At first glance, SPAZ is reminiscent of those good old highly addictive Flash-based strategy games but the ship development elements and graphics elevate this game beyond its predecessors.
Relax, England…It’s an Acronym
Ever heard of a sci-fi space RPG with both space ships AND zombies? Well, you have now. The zombies are well represented in SPAZ, and make a great addition to an already overcrowded game sub-type. I would not describe SPAZ as original, but it certainly does make a good stand against the other games in this genre.
Even the title screen is a feast for the eyes. The background displays a space battle with various ships flying in and out of the screen, shooting at each other. The tutorial turned out to be very basic, but useful, since some things were just things that I couldn’t have thought of myself. I felt that the dialogues were too long, but they did provide some background information. It is revealed that groups of people were trying to get to the core of the galaxy, where the most fuel (known as REZ) can be found.
The complex upgrade system and the mining system are both amazing, if not wholly unique. After a few hours of play, I had become familiar with the other challenging systems. These allow you to create, fly and destroy spaceships. For players familiar with strategy games, these processes won’t take long to learn.
What really sets SPAZ apart from other similar games is the graphics. Older games of this type often had dull, unoriginal and often blurry sprites. SPAZ’s graphics are amazing, and a really refreshing alternative to the lesser titles in this genre. However, some of the zombie vessel designs are just…disturbing. They’re oftentimes a stack of useless components that can be found in an old tool kit, but covered in purple vomit. But, I guess, that that’s the point of zombie ships: to frighten you.
I’s The B’y That Builds The Boat
The further in the game the player travels, the more enemy space ships are encountered. By destroying a space ship, the player acquires a blueprint of it, or a piece of the blueprint. For lower class ships, it takes only one blueprint to be able to build the ship, but the larger ships can take several blueprints to construct.
In the ship hangars, which can be accessed at all times during the game, you can change the load-out of your vessels, as well as their type. There is a list that allows you to select a spaceship to use in a certain slot in your fleet. Each slot represents one ship, so unlocking more slots means having the ability to deploy more ships at once.
It’s possible, and highly recommended, to buy upgrades for armor plates, reactors, engines, shield and different types of weapons from the Black Markets that appear on certain planets and the United Terran Alliance bases. These upgrades can make your ship faster, stronger and will add more firepower to your arsenal.
Besides these purchasable upgrades, there is also an upgrades menu. This allows the player to spend the upgrade points earned by completing missions and destroying enemy vessels. These modifications affect the various aspects of your fleet, like beam weapon power, launcher power, crew capacity, hull and shield strength.

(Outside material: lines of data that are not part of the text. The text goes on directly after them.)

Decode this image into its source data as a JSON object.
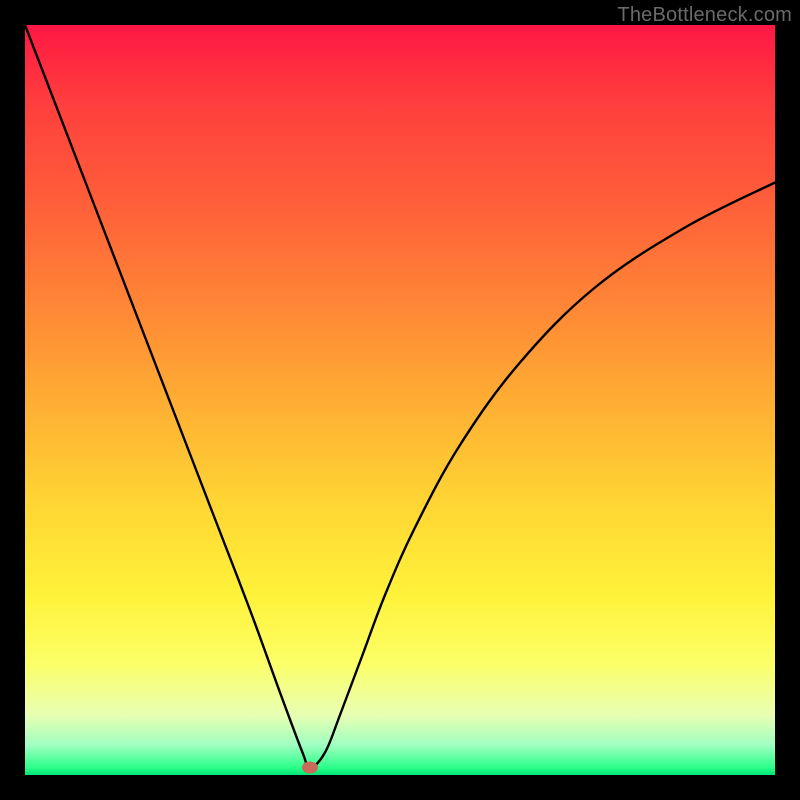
{
  "watermark": {
    "text": "TheBottleneck.com"
  },
  "chart_data": {
    "type": "line",
    "title": "",
    "xlabel": "",
    "ylabel": "",
    "x_range": [
      0,
      100
    ],
    "y_range": [
      0,
      100
    ],
    "series": [
      {
        "name": "bottleneck-curve",
        "x": [
          0,
          5,
          10,
          15,
          20,
          25,
          30,
          34,
          37,
          38,
          40,
          42,
          45,
          48,
          52,
          58,
          66,
          76,
          88,
          100
        ],
        "values": [
          100,
          87,
          74,
          61,
          48,
          35,
          22,
          11,
          3,
          1,
          3,
          8,
          16,
          24,
          33,
          44,
          55,
          65,
          73,
          79
        ]
      }
    ],
    "marker": {
      "name": "optimum-point",
      "x": 38,
      "y": 1,
      "color": "#c96a5a",
      "rx": 8,
      "ry": 6
    },
    "gradient_stops": [
      {
        "offset": 0,
        "color": "#ff1744"
      },
      {
        "offset": 50,
        "color": "#ffad33"
      },
      {
        "offset": 85,
        "color": "#fcff66"
      },
      {
        "offset": 100,
        "color": "#00e676"
      }
    ]
  }
}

Don’t Forget the Zombies!
At the start of the game, the player is tasked with a mission to retrieve an old science vessel from inside an asteroid (achieved by simply by shooting at it a couple of times). Once the ship is freed, it’s clear that there are things crawling all over the ship; zombie things! It’s as if the ship itself was somehow zombified. Some manage to attach the hull of the player ship, but the fleet ships can easily shoot them off. It isn’t till many hours later that more zombie parts are discovered.

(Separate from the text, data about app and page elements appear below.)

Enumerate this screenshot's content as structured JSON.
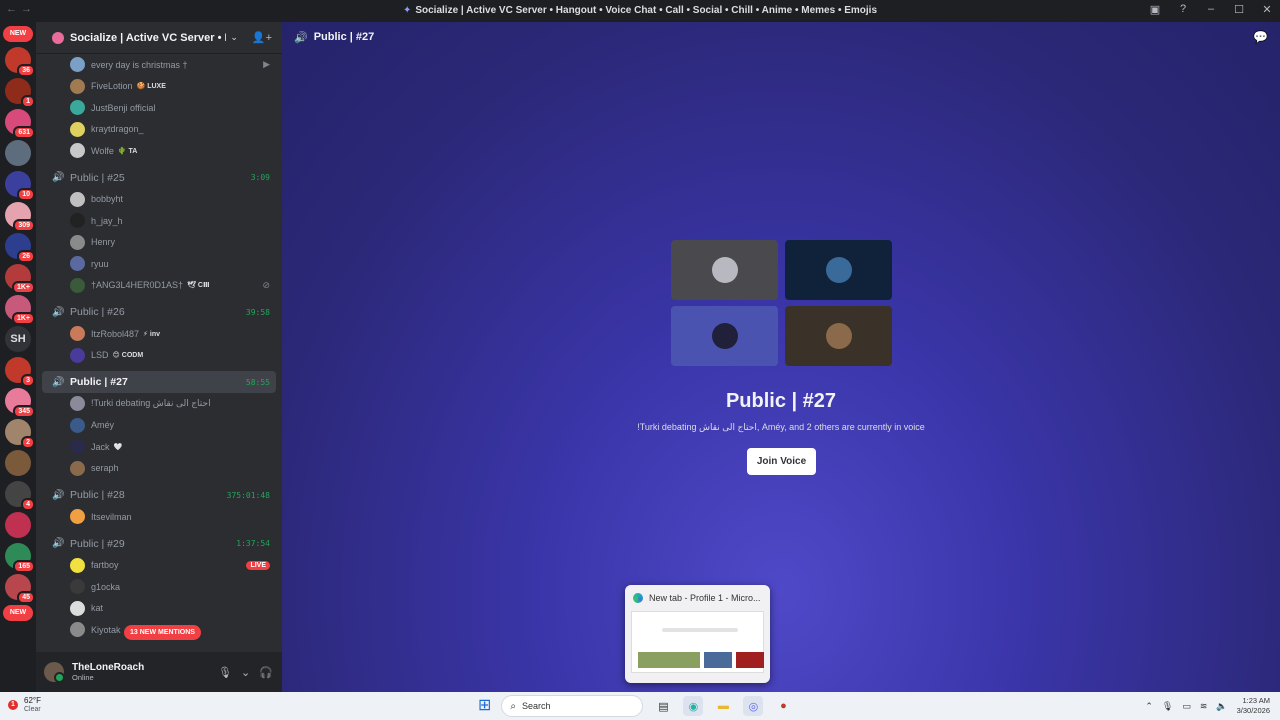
{
  "window": {
    "title": "Socialize | Active VC Server • Hangout • Voice Chat • Call • Social • Chill • Anime • Memes • Emojis"
  },
  "guilds": [
    {
      "type": "new",
      "label": "NEW"
    },
    {
      "badge": "36",
      "color": "#c0392b"
    },
    {
      "badge": "1",
      "color": "#8e2b1b"
    },
    {
      "badge": "631",
      "color": "#d84a7a"
    },
    {
      "badge": "",
      "color": "#5d6d7e"
    },
    {
      "badge": "10",
      "color": "#3b3f9e"
    },
    {
      "badge": "309",
      "color": "#e5a3b0"
    },
    {
      "badge": "26",
      "color": "#2d3e8f"
    },
    {
      "badge": "1K+",
      "color": "#b33b3b"
    },
    {
      "badge": "1K+",
      "color": "#c75a7a"
    },
    {
      "type": "sh",
      "label": "SH"
    },
    {
      "badge": "3",
      "color": "#c0392b"
    },
    {
      "badge": "345",
      "color": "#e87a9a"
    },
    {
      "badge": "2",
      "color": "#a0856c"
    },
    {
      "badge": "",
      "color": "#7a5a3a"
    },
    {
      "badge": "4",
      "color": "#444"
    },
    {
      "badge": "",
      "color": "#c03050"
    },
    {
      "badge": "165",
      "color": "#2e8b57"
    },
    {
      "badge": "45",
      "color": "#b8474d"
    },
    {
      "type": "new",
      "label": "NEW"
    }
  ],
  "server": {
    "name": "Socialize | Active VC Server • Han..."
  },
  "voice_channels": [
    {
      "name": "",
      "time": "",
      "users": [
        {
          "name": "every day is christmas †",
          "tag": "",
          "avatar": "#7aa0c8",
          "right": "cam"
        },
        {
          "name": "FiveLotion",
          "tag": "🍪 LUXE",
          "avatar": "#a07a50"
        },
        {
          "name": "JustBenji official",
          "tag": "",
          "avatar": "#3aa89a"
        },
        {
          "name": "kraytdragon_",
          "tag": "",
          "avatar": "#e0d060"
        },
        {
          "name": "Wolfe",
          "tag": "🌵 TA",
          "avatar": "#c8c8c8"
        }
      ]
    },
    {
      "name": "Public | #25",
      "time": "3:09",
      "users": [
        {
          "name": "bobbyht",
          "tag": "",
          "avatar": "#c0c0c0"
        },
        {
          "name": "h_jay_h",
          "tag": "",
          "avatar": "#222"
        },
        {
          "name": "Henry",
          "tag": "",
          "avatar": "#8a8a8a"
        },
        {
          "name": "ryuu",
          "tag": "",
          "avatar": "#5a6aa0"
        },
        {
          "name": "†ANG3L4HER0D1AS†",
          "tag": "🕊 CⅢ",
          "avatar": "#3a5a3a",
          "right": "mute"
        }
      ]
    },
    {
      "name": "Public | #26",
      "time": "39:58",
      "users": [
        {
          "name": "ItzRobol487",
          "tag": "⚡ inv",
          "avatar": "#c87a5a"
        },
        {
          "name": "LSD",
          "tag": "😊 CODM",
          "avatar": "#4a3a9a"
        }
      ]
    },
    {
      "name": "Public | #27",
      "time": "58:55",
      "active": true,
      "users": [
        {
          "name": "!Turki debating احتاج الى نقاش",
          "tag": "",
          "avatar": "#8a8a9a"
        },
        {
          "name": "Améy",
          "tag": "",
          "avatar": "#3a5a8a"
        },
        {
          "name": "Jack",
          "tag": "🤍",
          "avatar": "#2a2a4a"
        },
        {
          "name": "seraph",
          "tag": "",
          "avatar": "#8a6a4a"
        }
      ]
    },
    {
      "name": "Public | #28",
      "time": "375:01:48",
      "users": [
        {
          "name": "Itsevilman",
          "tag": "",
          "avatar": "#f0a040"
        }
      ]
    },
    {
      "name": "Public | #29",
      "time": "1:37:54",
      "users": [
        {
          "name": "fartboy",
          "tag": "",
          "avatar": "#f0e040",
          "right": "live"
        },
        {
          "name": "g1ocka",
          "tag": "",
          "avatar": "#3a3a3a"
        },
        {
          "name": "kat",
          "tag": "",
          "avatar": "#dcdcdc"
        },
        {
          "name": "Kiyotak",
          "tag": "",
          "avatar": "#8a8a8a"
        }
      ]
    }
  ],
  "mentions": "13 NEW MENTIONS",
  "live_label": "LIVE",
  "user_panel": {
    "name": "TheLoneRoach",
    "status": "Online"
  },
  "main": {
    "channel_title": "Public | #27",
    "voice_title": "Public | #27",
    "voice_subtitle": "!Turki debating احتاج الى نقاش, Améy, and 2 others are currently in voice",
    "join_label": "Join Voice",
    "tiles": [
      {
        "bg": "#4a4a4e",
        "avatar": "#b8b8c0"
      },
      {
        "bg": "#10223a",
        "avatar": "#3a6a9a"
      },
      {
        "bg": "#4a54b0",
        "avatar": "#20203a"
      },
      {
        "bg": "#3a3228",
        "avatar": "#8a6a4a"
      }
    ]
  },
  "preview": {
    "title": "New tab - Profile 1 - Micro..."
  },
  "taskbar": {
    "weather_temp": "62°F",
    "weather_cond": "Clear",
    "weather_badge": "1",
    "search_placeholder": "Search",
    "time": "1:23 AM",
    "date": "3/30/2026"
  }
}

After a few hours of game play, the magnitude of the zombie apocalypse starts to become clear. One reason for the long delay is due to all galaxies being randomly generated at the start of the game. The zombie infestation spreads according to its own, again, randomly generated path, through a four-stage bio and evolution system. That aspect sets SPAZ apart from the run-of-the-mill zombie game.
The Last few things:

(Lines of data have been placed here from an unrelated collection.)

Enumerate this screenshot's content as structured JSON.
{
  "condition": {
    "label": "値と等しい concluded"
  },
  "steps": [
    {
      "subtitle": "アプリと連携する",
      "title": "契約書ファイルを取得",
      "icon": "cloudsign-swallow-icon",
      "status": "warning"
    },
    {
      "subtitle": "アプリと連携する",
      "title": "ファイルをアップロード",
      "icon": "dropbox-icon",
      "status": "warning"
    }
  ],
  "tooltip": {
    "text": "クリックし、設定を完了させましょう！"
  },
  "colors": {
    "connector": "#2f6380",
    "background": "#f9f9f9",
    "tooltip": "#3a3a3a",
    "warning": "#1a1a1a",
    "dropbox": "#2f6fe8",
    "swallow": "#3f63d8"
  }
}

After completing SPAZ, I looked at the notes I made whilst playing, including the one saying that it could take 25 hours to play through the entire game. I clocked in at 14 hours, so I might have skipped a few things? I did get a good impression of the game, however. I found that in the beginning, you could easily get severely outgunned when trying to clear a Gate. Later on in the game, as with most things, I found that I enjoyed the initial challenge. It forces the player to not directly set course to the core of the galaxy and explore the stars at the outer edges at first.
This method eventually led to a huge technological advantage for me, in the form of superior upgrade components. They enemy still still had one tier higher ships almost all the time. It was close to the last gate that I finally obtained all blueprints of a huge vessel. Immediately afterwards, I had to fight 5 of that ship at once, so that joy did not last long.
Brain and Kidney Pie
If you’re a trekkie, or a fan of shows like Battle Star Galactica,
Babylon 5, etc, then SPAZ may well hold your interest. Even players who don’t care for any of the above, this game offers a lot to those craving a good strategic game loaded with oh-so-weird voiceovers.
I found myself in the situation that I had to choose between SPAZ and pie (true story). Ultimately, pie lost out, so that demonstrates how much I like this game. Having almost finished the game, I give SPAZ a rating of 3.5, for the well-balanced mix of graphics, strategic elements and the overall enjoyable experience.
So if you want to test SPAZ out yourself before buying it (it’s just €13,99 so most people should be able to just buy it), I recommend downloading the demo and checking it out.
Also available on Desura, Gamersgate and more.